Gather each line containing the string "preview" from these entries.
■ ■ ■
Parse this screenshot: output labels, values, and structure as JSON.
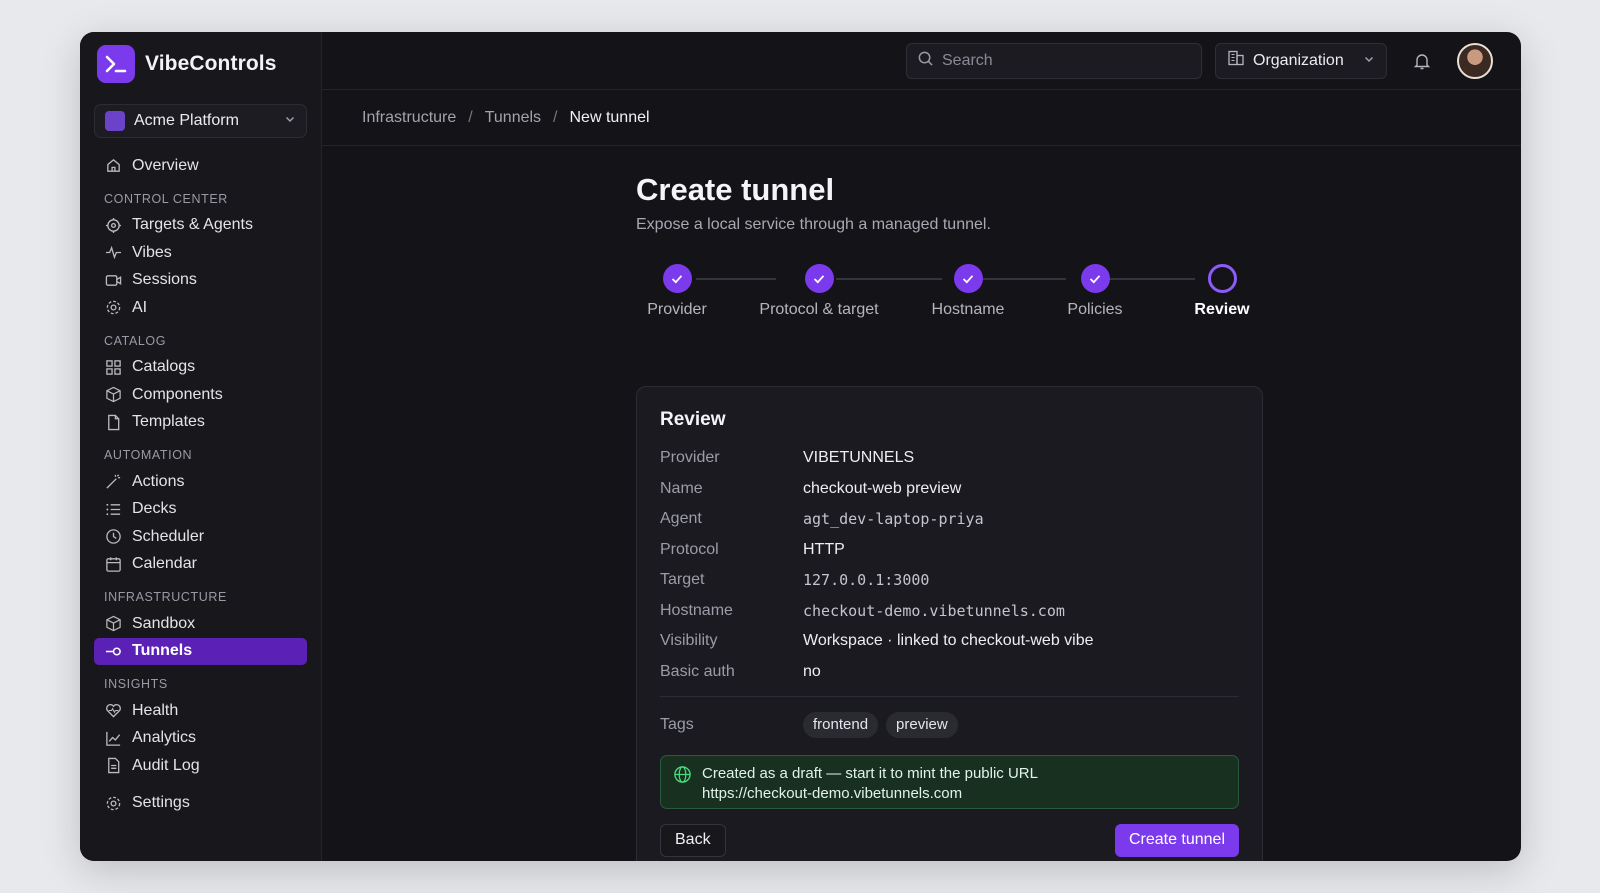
{
  "brand": {
    "name": "VibeControls",
    "logo_icon": "terminal-prompt-icon"
  },
  "workspace": {
    "name": "Acme Platform"
  },
  "sidebar": {
    "overview": "Overview",
    "sections": [
      {
        "label": "CONTROL CENTER",
        "items": [
          "Targets & Agents",
          "Vibes",
          "Sessions",
          "AI"
        ]
      },
      {
        "label": "CATALOG",
        "items": [
          "Catalogs",
          "Components",
          "Templates"
        ]
      },
      {
        "label": "AUTOMATION",
        "items": [
          "Actions",
          "Decks",
          "Scheduler",
          "Calendar"
        ]
      },
      {
        "label": "INFRASTRUCTURE",
        "items": [
          "Sandbox",
          "Tunnels"
        ]
      },
      {
        "label": "INSIGHTS",
        "items": [
          "Health",
          "Analytics",
          "Audit Log"
        ]
      }
    ],
    "settings": "Settings",
    "active_item": "Tunnels"
  },
  "topbar": {
    "search_placeholder": "Search",
    "org_label": "Organization"
  },
  "breadcrumb": [
    "Infrastructure",
    "Tunnels",
    "New tunnel"
  ],
  "page": {
    "title": "Create tunnel",
    "subtitle": "Expose a local service through a managed tunnel."
  },
  "steps": [
    {
      "label": "Provider",
      "status": "done"
    },
    {
      "label": "Protocol & target",
      "status": "done"
    },
    {
      "label": "Hostname",
      "status": "done"
    },
    {
      "label": "Policies",
      "status": "done"
    },
    {
      "label": "Review",
      "status": "current"
    }
  ],
  "review": {
    "title": "Review",
    "rows": [
      {
        "key": "Provider",
        "value": "VIBETUNNELS"
      },
      {
        "key": "Name",
        "value": "checkout-web preview"
      },
      {
        "key": "Agent",
        "value": "agt_dev-laptop-priya"
      },
      {
        "key": "Protocol",
        "value": "HTTP"
      },
      {
        "key": "Target",
        "value": "127.0.0.1:3000"
      },
      {
        "key": "Hostname",
        "value": "checkout-demo.vibetunnels.com"
      },
      {
        "key": "Visibility",
        "value": "Workspace · linked to checkout-web vibe"
      },
      {
        "key": "Basic auth",
        "value": "no"
      }
    ],
    "tags_label": "Tags",
    "tags": [
      "frontend",
      "preview"
    ],
    "notice_line1": "Created as a draft — start it to mint the public URL",
    "notice_line2": "https://checkout-demo.vibetunnels.com"
  },
  "buttons": {
    "back": "Back",
    "create": "Create tunnel"
  },
  "colors": {
    "accent": "#7c3aed",
    "active_nav": "#5b21b6",
    "notice_bg": "#17301f"
  }
}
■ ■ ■
OUTPUT FOR THIS TASK -
        "value": "checkout-web preview"
      "preview"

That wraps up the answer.